Researchers at UW–Madison have provided new insights into an alternative vaccine approach that provides broader protection against seasonal influenza as well as other respiratory pathogens, including COVID-19. The experimental vaccine delivered long-lasting, multi-pronged protection in the lungs of mice by rallying T-cells, specialist white blood cells that quickly eliminate viral invaders through an immune response. The research suggests a potential strategy for developing a universal flu vaccine so a new vaccine does not have to be developed every year.
More than 294,300 people in Wisconsin are living with a cancer diagnosis. The Wisconsin Cancer Collaborative aims to lift the burden cancer can have on patients and families.

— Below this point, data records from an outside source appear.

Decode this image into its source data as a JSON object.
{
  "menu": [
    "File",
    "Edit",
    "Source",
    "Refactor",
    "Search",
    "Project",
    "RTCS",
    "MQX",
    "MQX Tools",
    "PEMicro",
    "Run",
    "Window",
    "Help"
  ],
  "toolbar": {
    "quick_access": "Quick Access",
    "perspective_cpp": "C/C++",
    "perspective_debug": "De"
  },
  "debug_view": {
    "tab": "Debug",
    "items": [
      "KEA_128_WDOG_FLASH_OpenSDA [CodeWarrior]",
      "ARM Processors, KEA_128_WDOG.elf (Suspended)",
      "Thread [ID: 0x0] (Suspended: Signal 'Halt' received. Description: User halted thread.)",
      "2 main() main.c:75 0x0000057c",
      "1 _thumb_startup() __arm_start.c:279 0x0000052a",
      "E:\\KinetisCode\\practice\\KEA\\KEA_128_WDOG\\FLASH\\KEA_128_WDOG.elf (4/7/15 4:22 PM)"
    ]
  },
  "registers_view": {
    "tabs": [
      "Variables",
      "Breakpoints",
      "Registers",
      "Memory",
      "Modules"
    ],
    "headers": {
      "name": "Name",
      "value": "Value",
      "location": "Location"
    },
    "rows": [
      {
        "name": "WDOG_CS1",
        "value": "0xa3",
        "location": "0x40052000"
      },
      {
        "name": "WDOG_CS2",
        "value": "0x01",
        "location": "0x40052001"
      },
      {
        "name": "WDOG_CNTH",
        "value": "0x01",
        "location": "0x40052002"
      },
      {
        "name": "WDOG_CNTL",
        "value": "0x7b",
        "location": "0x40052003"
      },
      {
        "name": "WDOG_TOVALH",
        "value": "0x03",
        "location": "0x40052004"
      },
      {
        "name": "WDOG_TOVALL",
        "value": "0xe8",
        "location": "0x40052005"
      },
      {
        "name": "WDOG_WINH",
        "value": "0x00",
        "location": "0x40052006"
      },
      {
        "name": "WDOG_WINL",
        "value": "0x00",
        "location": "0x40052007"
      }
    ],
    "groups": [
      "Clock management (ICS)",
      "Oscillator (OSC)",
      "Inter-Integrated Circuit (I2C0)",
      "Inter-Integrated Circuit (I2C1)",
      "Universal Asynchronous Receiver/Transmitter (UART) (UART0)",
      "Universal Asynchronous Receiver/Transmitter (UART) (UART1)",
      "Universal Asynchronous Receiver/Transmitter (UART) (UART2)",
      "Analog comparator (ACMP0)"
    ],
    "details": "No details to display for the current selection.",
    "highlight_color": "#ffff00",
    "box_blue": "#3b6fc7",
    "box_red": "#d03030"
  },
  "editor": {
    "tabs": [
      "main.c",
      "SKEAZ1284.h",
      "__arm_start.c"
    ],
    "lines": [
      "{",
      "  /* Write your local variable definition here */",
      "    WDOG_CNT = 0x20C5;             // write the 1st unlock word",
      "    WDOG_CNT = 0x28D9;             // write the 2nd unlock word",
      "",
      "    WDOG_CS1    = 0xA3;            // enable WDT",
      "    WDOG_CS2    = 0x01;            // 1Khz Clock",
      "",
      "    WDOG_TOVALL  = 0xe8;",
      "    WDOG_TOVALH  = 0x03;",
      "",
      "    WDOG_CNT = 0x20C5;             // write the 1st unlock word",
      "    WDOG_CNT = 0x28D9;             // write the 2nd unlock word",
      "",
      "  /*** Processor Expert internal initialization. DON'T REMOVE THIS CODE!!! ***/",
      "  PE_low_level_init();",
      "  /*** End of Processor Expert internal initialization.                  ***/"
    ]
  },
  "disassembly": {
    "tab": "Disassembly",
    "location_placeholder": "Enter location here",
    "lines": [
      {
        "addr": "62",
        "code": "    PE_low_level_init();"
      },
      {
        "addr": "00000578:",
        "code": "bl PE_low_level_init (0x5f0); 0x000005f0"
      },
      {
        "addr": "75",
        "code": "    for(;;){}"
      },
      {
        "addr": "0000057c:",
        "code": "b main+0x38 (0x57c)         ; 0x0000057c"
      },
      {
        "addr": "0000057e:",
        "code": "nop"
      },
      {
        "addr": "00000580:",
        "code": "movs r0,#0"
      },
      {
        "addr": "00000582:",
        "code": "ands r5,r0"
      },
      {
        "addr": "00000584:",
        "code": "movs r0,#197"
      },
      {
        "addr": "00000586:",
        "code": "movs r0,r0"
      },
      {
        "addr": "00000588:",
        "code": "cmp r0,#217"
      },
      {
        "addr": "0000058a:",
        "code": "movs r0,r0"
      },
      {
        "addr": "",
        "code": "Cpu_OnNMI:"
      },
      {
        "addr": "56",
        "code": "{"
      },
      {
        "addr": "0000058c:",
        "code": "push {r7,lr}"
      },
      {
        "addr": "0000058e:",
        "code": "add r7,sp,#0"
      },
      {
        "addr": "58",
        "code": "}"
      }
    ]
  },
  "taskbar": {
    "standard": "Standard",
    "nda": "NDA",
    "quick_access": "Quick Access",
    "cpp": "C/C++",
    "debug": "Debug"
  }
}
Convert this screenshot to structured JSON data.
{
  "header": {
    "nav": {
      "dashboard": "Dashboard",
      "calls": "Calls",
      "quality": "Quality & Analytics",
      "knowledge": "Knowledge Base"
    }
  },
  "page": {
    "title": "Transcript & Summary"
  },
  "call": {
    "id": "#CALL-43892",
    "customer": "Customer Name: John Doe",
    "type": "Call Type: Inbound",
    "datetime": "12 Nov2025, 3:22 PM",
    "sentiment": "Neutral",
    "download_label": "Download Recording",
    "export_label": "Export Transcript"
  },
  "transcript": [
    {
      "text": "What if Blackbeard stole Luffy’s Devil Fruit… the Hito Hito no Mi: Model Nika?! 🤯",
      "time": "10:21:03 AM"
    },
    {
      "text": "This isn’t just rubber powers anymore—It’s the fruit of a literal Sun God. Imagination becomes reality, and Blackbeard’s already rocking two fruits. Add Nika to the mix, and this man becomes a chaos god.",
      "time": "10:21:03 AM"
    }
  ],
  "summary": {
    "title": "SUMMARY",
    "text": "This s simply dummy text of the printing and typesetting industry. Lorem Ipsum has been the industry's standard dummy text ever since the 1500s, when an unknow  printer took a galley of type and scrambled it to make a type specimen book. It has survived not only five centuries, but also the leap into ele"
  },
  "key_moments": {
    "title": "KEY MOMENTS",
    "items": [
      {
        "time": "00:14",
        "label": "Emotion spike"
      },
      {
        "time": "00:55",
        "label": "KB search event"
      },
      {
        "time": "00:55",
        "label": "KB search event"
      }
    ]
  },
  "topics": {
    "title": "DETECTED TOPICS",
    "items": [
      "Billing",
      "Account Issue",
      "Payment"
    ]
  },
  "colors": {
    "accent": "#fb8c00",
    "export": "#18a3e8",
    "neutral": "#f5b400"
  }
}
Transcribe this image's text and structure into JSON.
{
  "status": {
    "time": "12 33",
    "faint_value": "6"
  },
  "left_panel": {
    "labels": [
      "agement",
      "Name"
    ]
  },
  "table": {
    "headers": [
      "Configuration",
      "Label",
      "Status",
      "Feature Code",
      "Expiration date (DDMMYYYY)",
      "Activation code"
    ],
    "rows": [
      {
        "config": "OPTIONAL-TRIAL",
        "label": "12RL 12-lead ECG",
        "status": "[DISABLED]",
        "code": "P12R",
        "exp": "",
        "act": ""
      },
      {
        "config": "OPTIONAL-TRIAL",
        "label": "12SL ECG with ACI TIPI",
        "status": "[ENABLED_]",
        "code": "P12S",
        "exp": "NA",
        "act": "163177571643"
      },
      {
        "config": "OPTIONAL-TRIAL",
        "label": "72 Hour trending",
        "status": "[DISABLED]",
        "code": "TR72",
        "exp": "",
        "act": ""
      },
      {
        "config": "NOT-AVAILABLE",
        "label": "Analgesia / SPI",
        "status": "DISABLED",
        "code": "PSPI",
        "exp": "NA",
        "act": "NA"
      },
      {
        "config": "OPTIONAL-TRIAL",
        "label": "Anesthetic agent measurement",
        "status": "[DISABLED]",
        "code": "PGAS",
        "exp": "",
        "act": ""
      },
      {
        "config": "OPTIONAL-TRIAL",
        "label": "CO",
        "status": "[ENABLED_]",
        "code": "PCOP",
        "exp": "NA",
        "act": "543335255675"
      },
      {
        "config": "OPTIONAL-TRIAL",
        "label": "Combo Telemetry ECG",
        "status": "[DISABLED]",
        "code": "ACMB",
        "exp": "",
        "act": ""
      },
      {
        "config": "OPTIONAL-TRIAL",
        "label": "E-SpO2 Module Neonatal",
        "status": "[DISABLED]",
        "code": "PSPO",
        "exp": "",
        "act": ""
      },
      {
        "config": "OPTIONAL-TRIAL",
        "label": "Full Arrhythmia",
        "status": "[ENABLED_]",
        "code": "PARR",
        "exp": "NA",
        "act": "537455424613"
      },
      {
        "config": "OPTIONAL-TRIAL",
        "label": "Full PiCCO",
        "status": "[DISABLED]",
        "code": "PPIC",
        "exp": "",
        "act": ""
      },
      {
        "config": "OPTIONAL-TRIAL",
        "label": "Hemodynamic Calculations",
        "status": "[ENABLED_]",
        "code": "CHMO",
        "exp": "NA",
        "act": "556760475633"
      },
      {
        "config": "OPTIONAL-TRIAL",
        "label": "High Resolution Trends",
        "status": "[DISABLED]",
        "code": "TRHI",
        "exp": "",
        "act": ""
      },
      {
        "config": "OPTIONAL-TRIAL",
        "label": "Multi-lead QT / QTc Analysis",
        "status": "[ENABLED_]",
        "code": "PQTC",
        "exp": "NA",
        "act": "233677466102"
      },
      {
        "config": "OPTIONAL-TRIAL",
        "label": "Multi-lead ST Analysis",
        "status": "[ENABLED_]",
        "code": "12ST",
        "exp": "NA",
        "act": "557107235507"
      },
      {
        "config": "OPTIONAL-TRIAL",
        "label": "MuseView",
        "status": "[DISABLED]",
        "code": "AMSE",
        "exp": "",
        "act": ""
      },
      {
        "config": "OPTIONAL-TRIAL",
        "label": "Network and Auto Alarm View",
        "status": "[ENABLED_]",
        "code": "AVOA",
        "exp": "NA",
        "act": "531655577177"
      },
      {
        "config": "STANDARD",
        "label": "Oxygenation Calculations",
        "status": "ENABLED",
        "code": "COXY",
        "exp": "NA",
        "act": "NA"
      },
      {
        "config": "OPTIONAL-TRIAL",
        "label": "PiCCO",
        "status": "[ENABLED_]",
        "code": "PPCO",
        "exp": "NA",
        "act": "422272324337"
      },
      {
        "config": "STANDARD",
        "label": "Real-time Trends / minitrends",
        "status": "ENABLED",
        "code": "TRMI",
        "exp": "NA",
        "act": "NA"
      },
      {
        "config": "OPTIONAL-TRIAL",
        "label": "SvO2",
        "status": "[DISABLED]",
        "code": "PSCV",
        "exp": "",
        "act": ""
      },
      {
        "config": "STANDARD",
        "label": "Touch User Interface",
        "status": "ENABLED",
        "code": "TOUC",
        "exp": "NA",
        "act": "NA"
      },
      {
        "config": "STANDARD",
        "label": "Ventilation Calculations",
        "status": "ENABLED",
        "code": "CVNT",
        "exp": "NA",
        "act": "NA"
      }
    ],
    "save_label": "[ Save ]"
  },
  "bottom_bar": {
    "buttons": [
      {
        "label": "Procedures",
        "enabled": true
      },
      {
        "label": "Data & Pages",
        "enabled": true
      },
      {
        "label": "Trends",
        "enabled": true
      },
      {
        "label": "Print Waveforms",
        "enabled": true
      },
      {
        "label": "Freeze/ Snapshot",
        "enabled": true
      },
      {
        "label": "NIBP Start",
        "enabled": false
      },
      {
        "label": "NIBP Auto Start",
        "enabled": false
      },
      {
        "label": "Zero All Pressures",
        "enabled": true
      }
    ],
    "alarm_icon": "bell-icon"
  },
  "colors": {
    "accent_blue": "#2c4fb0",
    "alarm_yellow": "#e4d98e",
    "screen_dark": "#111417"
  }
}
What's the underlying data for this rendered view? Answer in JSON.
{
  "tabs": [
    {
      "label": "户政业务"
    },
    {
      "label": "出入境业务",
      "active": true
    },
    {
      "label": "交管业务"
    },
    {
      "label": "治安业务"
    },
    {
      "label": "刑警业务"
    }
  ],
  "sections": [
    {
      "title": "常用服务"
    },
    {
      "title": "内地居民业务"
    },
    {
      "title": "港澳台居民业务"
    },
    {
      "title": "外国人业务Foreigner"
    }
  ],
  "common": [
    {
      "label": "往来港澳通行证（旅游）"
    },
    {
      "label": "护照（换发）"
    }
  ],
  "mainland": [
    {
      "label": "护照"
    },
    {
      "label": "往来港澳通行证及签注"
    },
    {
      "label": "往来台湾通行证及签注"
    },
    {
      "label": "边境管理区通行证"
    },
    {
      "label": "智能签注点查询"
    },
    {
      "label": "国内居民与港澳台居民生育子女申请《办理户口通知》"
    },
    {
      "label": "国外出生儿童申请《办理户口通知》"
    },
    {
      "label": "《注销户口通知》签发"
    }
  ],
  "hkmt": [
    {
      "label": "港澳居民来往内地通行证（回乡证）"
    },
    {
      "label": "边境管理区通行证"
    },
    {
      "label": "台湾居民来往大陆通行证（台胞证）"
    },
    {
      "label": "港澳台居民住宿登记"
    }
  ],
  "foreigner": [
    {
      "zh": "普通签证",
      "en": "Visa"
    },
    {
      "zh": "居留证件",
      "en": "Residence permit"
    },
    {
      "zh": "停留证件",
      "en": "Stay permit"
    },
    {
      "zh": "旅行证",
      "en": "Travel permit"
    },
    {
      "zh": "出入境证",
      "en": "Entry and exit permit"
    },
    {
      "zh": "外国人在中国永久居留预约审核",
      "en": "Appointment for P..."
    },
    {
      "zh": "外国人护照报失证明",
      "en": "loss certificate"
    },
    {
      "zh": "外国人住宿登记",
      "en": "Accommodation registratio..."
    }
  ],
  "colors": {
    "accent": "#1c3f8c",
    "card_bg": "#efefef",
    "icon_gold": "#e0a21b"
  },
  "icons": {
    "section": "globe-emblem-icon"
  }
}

Made up of a statewide coalition of 140 organizations, the collaborative provides organizations on the front lines of cancer care and prevention with the tools, support and knowledge they need to create healthier communities. Over the next 10 years, the Wisconsin Cancer Collaborative is working to provide better access for cancer screening and treatment and improve cancer health equity across the state.
Viral infections like influenza can easily spread in K-12 schools, potentially compromising the health of the greater community. A warning system developed by researchers at the UW School of Medicine and Public Health may be key to keeping students, staff, and even parents, healthy during cold and flu season.
UW-Madison scientists are studying multiple factors in Wisconsin’s northern lakes to better understand the Safe Operating Space (SOS), or the range of conditions that allow for a self-sustaining population, for walleye. Their findings could ensure the survival of a key fish species by informing a new vision for managing fisheries. Find out more.